Read An Ebook Week runs from March 2 through March 8.
I do not know who had this idea, but was notified by my publisher. During this week, my books are available at 50% off. This reduces the excuse not to buy one of my ebooks by half.
Tell all your friends...if you have any you are not afraid of losing. Here'e the link, to save time looking':
I am not a big fan of Western films or novels. That said, I enjoyed everything written by Larry McMurtry.
I was reminded of this, because Lonesome Dove was on television recently. The film adaptation is rather good, but cannot compete with the novel. This is one of the better books I have read in my life. I recall someone recommending this and convincing me, after I made the remark about not liking cowboy stories. This book is full of so much color and so many interesting (as well as despicable) characters, that anyone with half a brain should enjoy it. The sequels are good, but none lives up to the original.
Last night I finished AlanFurst's latest novel, Spies of the Balkans. I have read all his books, and each is excellent in its own right. The title is a bit misleading, because the main character is a policeman and works more at thwarting Nazis than spying. But, that does not matter. The story is interesting and the characters, as always with this author, are unique and credible.

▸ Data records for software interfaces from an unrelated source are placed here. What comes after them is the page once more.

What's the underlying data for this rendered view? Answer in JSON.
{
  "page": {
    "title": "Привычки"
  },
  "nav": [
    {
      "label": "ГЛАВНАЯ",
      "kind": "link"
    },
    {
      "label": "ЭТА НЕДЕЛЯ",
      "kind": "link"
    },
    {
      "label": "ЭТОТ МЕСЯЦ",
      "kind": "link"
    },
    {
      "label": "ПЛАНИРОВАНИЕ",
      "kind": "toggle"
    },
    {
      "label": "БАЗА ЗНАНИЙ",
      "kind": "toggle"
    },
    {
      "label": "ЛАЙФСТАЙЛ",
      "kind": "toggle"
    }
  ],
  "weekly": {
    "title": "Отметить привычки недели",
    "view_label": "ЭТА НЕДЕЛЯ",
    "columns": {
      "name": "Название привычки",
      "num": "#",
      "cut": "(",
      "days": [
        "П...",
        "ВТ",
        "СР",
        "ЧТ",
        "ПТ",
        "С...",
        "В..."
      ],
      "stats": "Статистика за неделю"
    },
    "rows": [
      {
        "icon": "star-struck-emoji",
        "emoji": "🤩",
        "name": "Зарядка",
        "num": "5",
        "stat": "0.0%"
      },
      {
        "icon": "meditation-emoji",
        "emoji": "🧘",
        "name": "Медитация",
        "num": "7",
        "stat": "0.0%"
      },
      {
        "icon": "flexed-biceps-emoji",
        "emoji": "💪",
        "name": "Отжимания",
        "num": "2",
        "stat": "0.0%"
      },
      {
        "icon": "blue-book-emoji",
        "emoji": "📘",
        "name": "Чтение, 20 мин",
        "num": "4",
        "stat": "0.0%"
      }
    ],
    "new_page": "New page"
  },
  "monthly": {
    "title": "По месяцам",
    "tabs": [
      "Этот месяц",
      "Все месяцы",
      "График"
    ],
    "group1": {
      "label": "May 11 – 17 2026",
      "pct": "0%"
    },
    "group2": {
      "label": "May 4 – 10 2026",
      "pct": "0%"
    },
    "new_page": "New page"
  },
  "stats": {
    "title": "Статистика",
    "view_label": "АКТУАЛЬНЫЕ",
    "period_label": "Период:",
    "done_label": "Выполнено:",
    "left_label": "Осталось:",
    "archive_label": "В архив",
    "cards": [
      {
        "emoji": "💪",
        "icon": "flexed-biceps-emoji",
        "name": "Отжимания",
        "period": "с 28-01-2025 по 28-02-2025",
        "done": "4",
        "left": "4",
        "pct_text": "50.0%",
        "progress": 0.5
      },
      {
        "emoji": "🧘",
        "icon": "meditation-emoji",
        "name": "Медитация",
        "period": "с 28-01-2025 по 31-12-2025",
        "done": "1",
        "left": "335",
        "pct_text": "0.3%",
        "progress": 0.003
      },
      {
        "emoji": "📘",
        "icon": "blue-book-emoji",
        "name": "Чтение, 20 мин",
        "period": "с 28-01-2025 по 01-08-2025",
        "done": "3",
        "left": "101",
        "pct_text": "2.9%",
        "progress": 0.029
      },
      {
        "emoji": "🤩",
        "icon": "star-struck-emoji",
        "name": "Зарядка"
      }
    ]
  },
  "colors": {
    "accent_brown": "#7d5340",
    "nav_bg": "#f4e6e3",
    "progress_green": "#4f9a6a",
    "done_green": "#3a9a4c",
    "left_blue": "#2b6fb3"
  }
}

His novels are set in the late Thirties and early Forties in Nazi dominated Europe. The author captures the feeling of the period better than most. Of course, Germans are the bad guys (such convenient villains), even if a few try to act nobly. The heroes are more anti-hero, being cops, newspapermen, minor diplomats, filmmakers, and the like. Some are forced to work at low level espionage by circumstances and insistent government officials, but all try to help themselves and others less fortunate. This is real life, not James Bond or Hollywood stuff. The settings are also less glamorous yet evocative, such as Warsaw or Salonika, where people are forced to survive in a world gone haywire.
These books are a good way to spend a few hours visiting an interesting period and imagining circumstances no one wants to experience.
Anyone with a sense of humor, an appreciation of irony, and a minimum level of general knowledge (needed to get the irony!), will love Jon Stewart's Earth. (The Daily Show with Jon Stewart Presents Earth (The Book): A Visitor's Guide to the Human Race ) It's a book version of the best trockenbeerenauslese, chocolate truffles, or high-butterfat-contentbutter pecan ice cream: rich and satisfying. All are meant to be sipped or nibbled (except the ice cream, on which you can pig out) a bit at a time every few days and savored in a world of banal flavors.
If you're looking for something more intellectually stimulating and challenging, then you should try Richard Dawkins' fascinating book. The Ancestor's Tale: A Pilgrimage to the Dawn of Evolution
Prior to writing novels, the author enjoyed a multifaceted career: from decorated combat aviator to advertising professional to global communications director of a major consumer brand. He has traveled the world and met sports, film and television stars, political leaders, and royalty. He graduated from Middlebury College, is married, lives in Germany, and has two grown children.